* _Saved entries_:
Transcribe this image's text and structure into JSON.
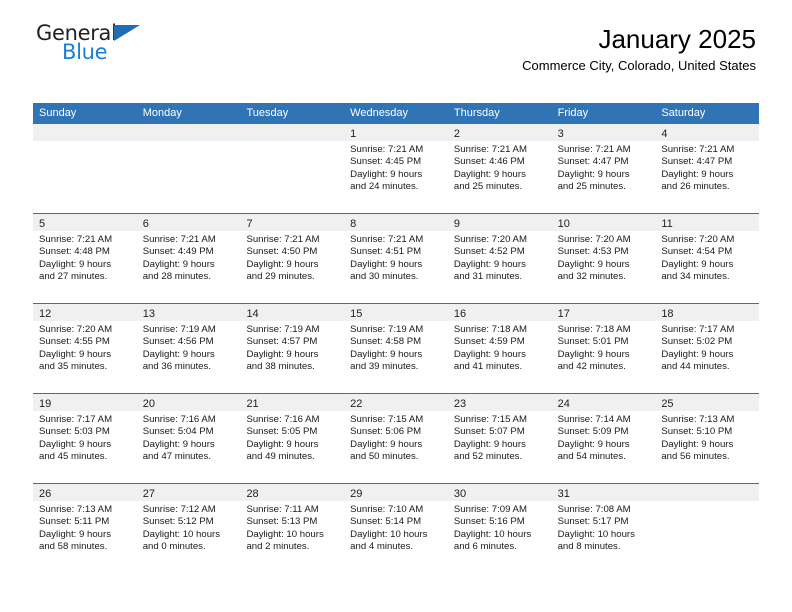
{
  "brand": {
    "name_part1": "General",
    "name_part2": "Blue",
    "triangle_icon": "triangle-icon"
  },
  "header": {
    "title": "January 2025",
    "subtitle": "Commerce City, Colorado, United States"
  },
  "colors": {
    "header_blue": "#2f74b5",
    "logo_blue": "#1b7fd4",
    "daynum_band": "#f0f0f0"
  },
  "weekdays": [
    "Sunday",
    "Monday",
    "Tuesday",
    "Wednesday",
    "Thursday",
    "Friday",
    "Saturday"
  ],
  "weeks": [
    [
      {
        "day": "",
        "sunrise": "",
        "sunset": "",
        "daylight_line1": "",
        "daylight_line2": "",
        "empty": true
      },
      {
        "day": "",
        "sunrise": "",
        "sunset": "",
        "daylight_line1": "",
        "daylight_line2": "",
        "empty": true
      },
      {
        "day": "",
        "sunrise": "",
        "sunset": "",
        "daylight_line1": "",
        "daylight_line2": "",
        "empty": true
      },
      {
        "day": "1",
        "sunrise": "Sunrise: 7:21 AM",
        "sunset": "Sunset: 4:45 PM",
        "daylight_line1": "Daylight: 9 hours",
        "daylight_line2": "and 24 minutes.",
        "empty": false
      },
      {
        "day": "2",
        "sunrise": "Sunrise: 7:21 AM",
        "sunset": "Sunset: 4:46 PM",
        "daylight_line1": "Daylight: 9 hours",
        "daylight_line2": "and 25 minutes.",
        "empty": false
      },
      {
        "day": "3",
        "sunrise": "Sunrise: 7:21 AM",
        "sunset": "Sunset: 4:47 PM",
        "daylight_line1": "Daylight: 9 hours",
        "daylight_line2": "and 25 minutes.",
        "empty": false
      },
      {
        "day": "4",
        "sunrise": "Sunrise: 7:21 AM",
        "sunset": "Sunset: 4:47 PM",
        "daylight_line1": "Daylight: 9 hours",
        "daylight_line2": "and 26 minutes.",
        "empty": false
      }
    ],
    [
      {
        "day": "5",
        "sunrise": "Sunrise: 7:21 AM",
        "sunset": "Sunset: 4:48 PM",
        "daylight_line1": "Daylight: 9 hours",
        "daylight_line2": "and 27 minutes.",
        "empty": false
      },
      {
        "day": "6",
        "sunrise": "Sunrise: 7:21 AM",
        "sunset": "Sunset: 4:49 PM",
        "daylight_line1": "Daylight: 9 hours",
        "daylight_line2": "and 28 minutes.",
        "empty": false
      },
      {
        "day": "7",
        "sunrise": "Sunrise: 7:21 AM",
        "sunset": "Sunset: 4:50 PM",
        "daylight_line1": "Daylight: 9 hours",
        "daylight_line2": "and 29 minutes.",
        "empty": false
      },
      {
        "day": "8",
        "sunrise": "Sunrise: 7:21 AM",
        "sunset": "Sunset: 4:51 PM",
        "daylight_line1": "Daylight: 9 hours",
        "daylight_line2": "and 30 minutes.",
        "empty": false
      },
      {
        "day": "9",
        "sunrise": "Sunrise: 7:20 AM",
        "sunset": "Sunset: 4:52 PM",
        "daylight_line1": "Daylight: 9 hours",
        "daylight_line2": "and 31 minutes.",
        "empty": false
      },
      {
        "day": "10",
        "sunrise": "Sunrise: 7:20 AM",
        "sunset": "Sunset: 4:53 PM",
        "daylight_line1": "Daylight: 9 hours",
        "daylight_line2": "and 32 minutes.",
        "empty": false
      },
      {
        "day": "11",
        "sunrise": "Sunrise: 7:20 AM",
        "sunset": "Sunset: 4:54 PM",
        "daylight_line1": "Daylight: 9 hours",
        "daylight_line2": "and 34 minutes.",
        "empty": false
      }
    ],
    [
      {
        "day": "12",
        "sunrise": "Sunrise: 7:20 AM",
        "sunset": "Sunset: 4:55 PM",
        "daylight_line1": "Daylight: 9 hours",
        "daylight_line2": "and 35 minutes.",
        "empty": false
      },
      {
        "day": "13",
        "sunrise": "Sunrise: 7:19 AM",
        "sunset": "Sunset: 4:56 PM",
        "daylight_line1": "Daylight: 9 hours",
        "daylight_line2": "and 36 minutes.",
        "empty": false
      },
      {
        "day": "14",
        "sunrise": "Sunrise: 7:19 AM",
        "sunset": "Sunset: 4:57 PM",
        "daylight_line1": "Daylight: 9 hours",
        "daylight_line2": "and 38 minutes.",
        "empty": false
      },
      {
        "day": "15",
        "sunrise": "Sunrise: 7:19 AM",
        "sunset": "Sunset: 4:58 PM",
        "daylight_line1": "Daylight: 9 hours",
        "daylight_line2": "and 39 minutes.",
        "empty": false
      },
      {
        "day": "16",
        "sunrise": "Sunrise: 7:18 AM",
        "sunset": "Sunset: 4:59 PM",
        "daylight_line1": "Daylight: 9 hours",
        "daylight_line2": "and 41 minutes.",
        "empty": false
      },
      {
        "day": "17",
        "sunrise": "Sunrise: 7:18 AM",
        "sunset": "Sunset: 5:01 PM",
        "daylight_line1": "Daylight: 9 hours",
        "daylight_line2": "and 42 minutes.",
        "empty": false
      },
      {
        "day": "18",
        "sunrise": "Sunrise: 7:17 AM",
        "sunset": "Sunset: 5:02 PM",
        "daylight_line1": "Daylight: 9 hours",
        "daylight_line2": "and 44 minutes.",
        "empty": false
      }
    ],
    [
      {
        "day": "19",
        "sunrise": "Sunrise: 7:17 AM",
        "sunset": "Sunset: 5:03 PM",
        "daylight_line1": "Daylight: 9 hours",
        "daylight_line2": "and 45 minutes.",
        "empty": false
      },
      {
        "day": "20",
        "sunrise": "Sunrise: 7:16 AM",
        "sunset": "Sunset: 5:04 PM",
        "daylight_line1": "Daylight: 9 hours",
        "daylight_line2": "and 47 minutes.",
        "empty": false
      },
      {
        "day": "21",
        "sunrise": "Sunrise: 7:16 AM",
        "sunset": "Sunset: 5:05 PM",
        "daylight_line1": "Daylight: 9 hours",
        "daylight_line2": "and 49 minutes.",
        "empty": false
      },
      {
        "day": "22",
        "sunrise": "Sunrise: 7:15 AM",
        "sunset": "Sunset: 5:06 PM",
        "daylight_line1": "Daylight: 9 hours",
        "daylight_line2": "and 50 minutes.",
        "empty": false
      },
      {
        "day": "23",
        "sunrise": "Sunrise: 7:15 AM",
        "sunset": "Sunset: 5:07 PM",
        "daylight_line1": "Daylight: 9 hours",
        "daylight_line2": "and 52 minutes.",
        "empty": false
      },
      {
        "day": "24",
        "sunrise": "Sunrise: 7:14 AM",
        "sunset": "Sunset: 5:09 PM",
        "daylight_line1": "Daylight: 9 hours",
        "daylight_line2": "and 54 minutes.",
        "empty": false
      },
      {
        "day": "25",
        "sunrise": "Sunrise: 7:13 AM",
        "sunset": "Sunset: 5:10 PM",
        "daylight_line1": "Daylight: 9 hours",
        "daylight_line2": "and 56 minutes.",
        "empty": false
      }
    ],
    [
      {
        "day": "26",
        "sunrise": "Sunrise: 7:13 AM",
        "sunset": "Sunset: 5:11 PM",
        "daylight_line1": "Daylight: 9 hours",
        "daylight_line2": "and 58 minutes.",
        "empty": false
      },
      {
        "day": "27",
        "sunrise": "Sunrise: 7:12 AM",
        "sunset": "Sunset: 5:12 PM",
        "daylight_line1": "Daylight: 10 hours",
        "daylight_line2": "and 0 minutes.",
        "empty": false
      },
      {
        "day": "28",
        "sunrise": "Sunrise: 7:11 AM",
        "sunset": "Sunset: 5:13 PM",
        "daylight_line1": "Daylight: 10 hours",
        "daylight_line2": "and 2 minutes.",
        "empty": false
      },
      {
        "day": "29",
        "sunrise": "Sunrise: 7:10 AM",
        "sunset": "Sunset: 5:14 PM",
        "daylight_line1": "Daylight: 10 hours",
        "daylight_line2": "and 4 minutes.",
        "empty": false
      },
      {
        "day": "30",
        "sunrise": "Sunrise: 7:09 AM",
        "sunset": "Sunset: 5:16 PM",
        "daylight_line1": "Daylight: 10 hours",
        "daylight_line2": "and 6 minutes.",
        "empty": false
      },
      {
        "day": "31",
        "sunrise": "Sunrise: 7:08 AM",
        "sunset": "Sunset: 5:17 PM",
        "daylight_line1": "Daylight: 10 hours",
        "daylight_line2": "and 8 minutes.",
        "empty": false
      },
      {
        "day": "",
        "sunrise": "",
        "sunset": "",
        "daylight_line1": "",
        "daylight_line2": "",
        "empty": true
      }
    ]
  ]
}
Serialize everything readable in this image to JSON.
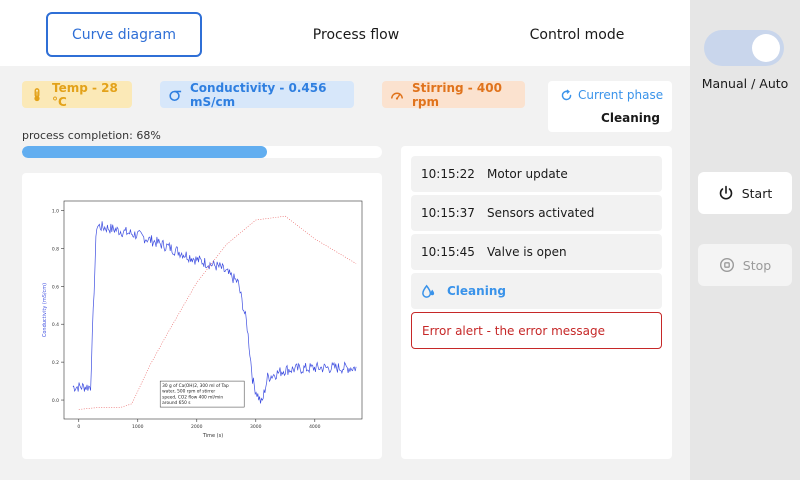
{
  "tabs": [
    {
      "label": "Curve diagram",
      "active": true
    },
    {
      "label": "Process flow",
      "active": false
    },
    {
      "label": "Control mode",
      "active": false
    }
  ],
  "status": {
    "temperature": {
      "label": "Temp - 28 °C",
      "icon": "thermometer-icon",
      "color": "#e3a21a"
    },
    "conductivity": {
      "label": "Conductivity - 0.456 mS/cm",
      "icon": "sigma-icon",
      "color": "#2f7fe0"
    },
    "stirring": {
      "label": "Stirring - 400 rpm",
      "icon": "gauge-icon",
      "color": "#e0731c"
    }
  },
  "phase": {
    "title": "Current phase",
    "value": "Cleaning",
    "icon": "refresh-icon"
  },
  "progress": {
    "label": "process completion: 68%",
    "value": 0.68
  },
  "chart_data": {
    "type": "line",
    "title": "",
    "xlabel": "Time (s)",
    "ylabel": "Conductivity (mS/cm)",
    "xlim": [
      -250,
      4800
    ],
    "ylim": [
      -0.1,
      1.05
    ],
    "x_ticks": [
      "0",
      "1000",
      "2000",
      "3000",
      "4000"
    ],
    "y_ticks": [
      "0.0",
      "0.2",
      "0.4",
      "0.6",
      "0.8",
      "1.0"
    ],
    "grid": false,
    "annotation": [
      "30 g of Ca(OH)2, 300 ml of Tap",
      "water, 500 rpm of stirrer",
      "speed, CO2 flow 400 ml/min",
      "around 650 s"
    ],
    "series": [
      {
        "name": "",
        "color": "#3f4fe0",
        "style": "noisy line",
        "x": [
          -100,
          200,
          250,
          300,
          600,
          1000,
          1500,
          2000,
          2400,
          2700,
          2850,
          2950,
          3000,
          3100,
          3200,
          3500,
          4000,
          4700
        ],
        "y": [
          0.07,
          0.07,
          0.5,
          0.92,
          0.9,
          0.87,
          0.81,
          0.74,
          0.7,
          0.62,
          0.4,
          0.1,
          0.05,
          -0.02,
          0.12,
          0.16,
          0.17,
          0.17
        ]
      },
      {
        "name": "",
        "color": "#e85a5a",
        "style": "dotted",
        "x": [
          0,
          300,
          700,
          900,
          1200,
          1500,
          2000,
          2500,
          3000,
          3500,
          4000,
          4700
        ],
        "y": [
          -0.05,
          -0.04,
          -0.04,
          -0.02,
          0.18,
          0.35,
          0.62,
          0.82,
          0.95,
          0.97,
          0.85,
          0.72
        ]
      }
    ]
  },
  "log": [
    {
      "time": "10:15:22",
      "text": "Motor update"
    },
    {
      "time": "10:15:37",
      "text": "Sensors activated"
    },
    {
      "time": "10:15:45",
      "text": "Valve is open"
    }
  ],
  "log_phase": {
    "text": "Cleaning",
    "icon": "water-drops-icon"
  },
  "log_error": "Error alert - the error message",
  "control": {
    "mode_label": "Manual / Auto",
    "start_label": "Start",
    "stop_label": "Stop"
  }
}
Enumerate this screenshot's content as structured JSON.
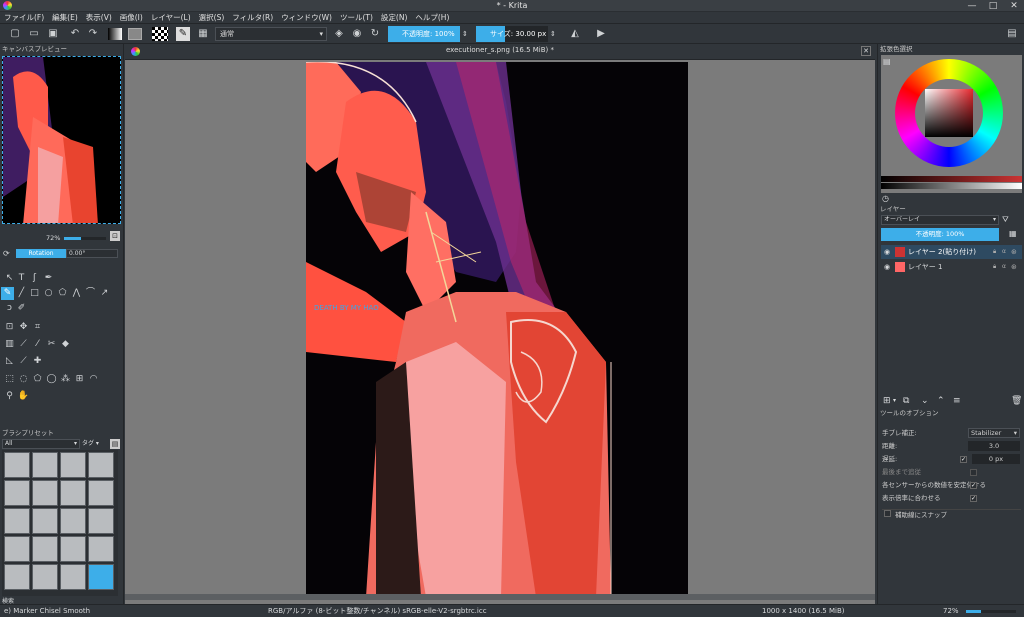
{
  "window": {
    "title": "* - Krita",
    "minimize": "—",
    "maximize": "□",
    "close": "✕"
  },
  "menu": [
    "ファイル(F)",
    "編集(E)",
    "表示(V)",
    "画像(I)",
    "レイヤー(L)",
    "選択(S)",
    "フィルタ(R)",
    "ウィンドウ(W)",
    "ツール(T)",
    "設定(N)",
    "ヘルプ(H)"
  ],
  "toolbar": {
    "blend_mode": "通常",
    "opacity_label": "不透明度: 100%",
    "size_label": "サイズ: 30.00 px"
  },
  "document": {
    "tab_title": "executioner_s.png (16.5 MiB) *",
    "signature": "DEATH BY MY HAO"
  },
  "left": {
    "preview_title": "キャンバスプレビュー",
    "zoom": "72%",
    "rotation": "Rotation",
    "rotation_value": "0.00°",
    "brush_presets_title": "ブラシプリセット",
    "filter_all": "All",
    "tag_label": "タグ",
    "search_label": "検索"
  },
  "right": {
    "color_title": "拡張色選択",
    "layers_title": "レイヤー",
    "layer_blend": "オーバーレイ",
    "layer_opacity": "不透明度: 100%",
    "layers": [
      {
        "name": "レイヤー 2(貼り付け)",
        "selected": true
      },
      {
        "name": "レイヤー 1",
        "selected": false
      }
    ],
    "tool_options_title": "ツールのオプション",
    "smoothing_label": "手ブレ補正:",
    "smoothing_value": "Stabilizer",
    "distance_label": "距離:",
    "distance_value": "3.0",
    "delay_label": "遅延:",
    "delay_value": "0 px",
    "finish_label": "最後まで追従",
    "stabilize_label": "各センサーからの数値を安定化する",
    "scale_label": "表示倍率に合わせる",
    "snap_label": "補助線にスナップ"
  },
  "status": {
    "brush": "e) Marker Chisel Smooth",
    "colorspace": "RGB/アルファ (8-ビット整数/チャンネル)  sRGB-elle-V2-srgbtrc.icc",
    "dimensions": "1000 x 1400 (16.5 MiB)",
    "zoom": "72%"
  },
  "colors": {
    "accent": "#3daee9",
    "bg": "#31363b",
    "canvas_bg": "#7b7b7b"
  }
}
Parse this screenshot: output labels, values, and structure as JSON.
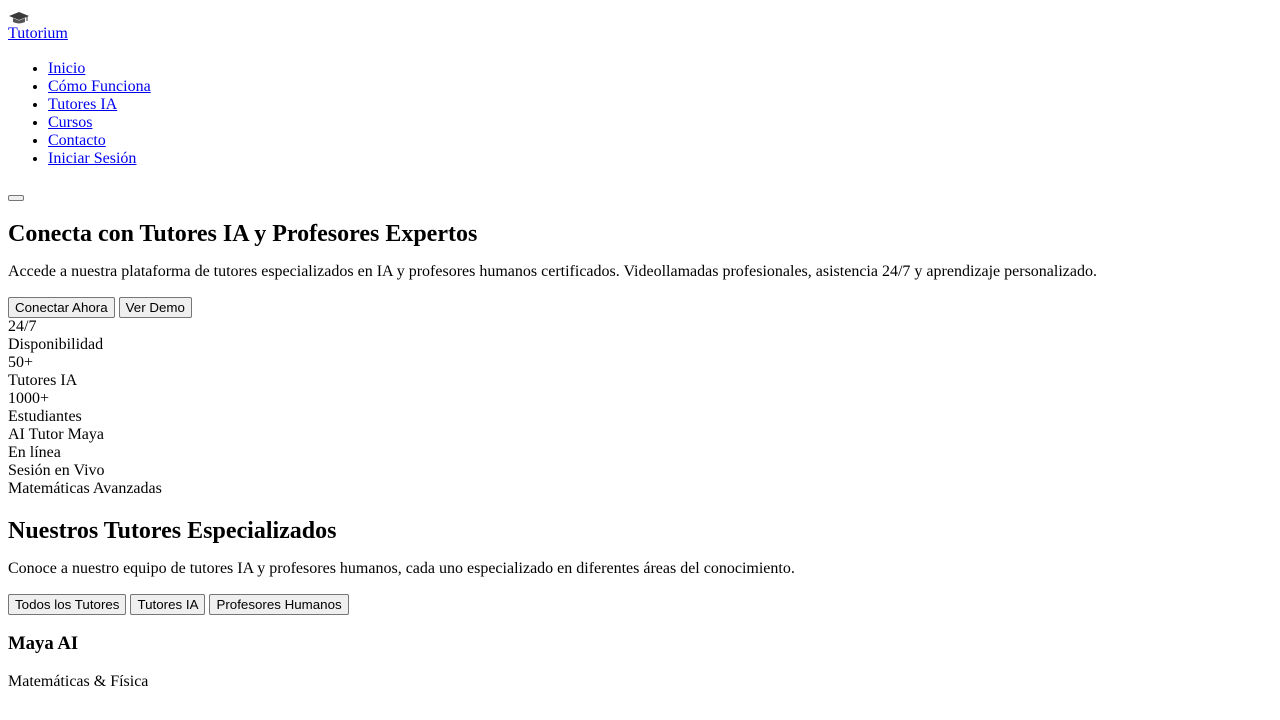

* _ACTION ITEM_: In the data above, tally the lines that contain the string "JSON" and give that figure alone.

* _RESPONSE BELOW_: 4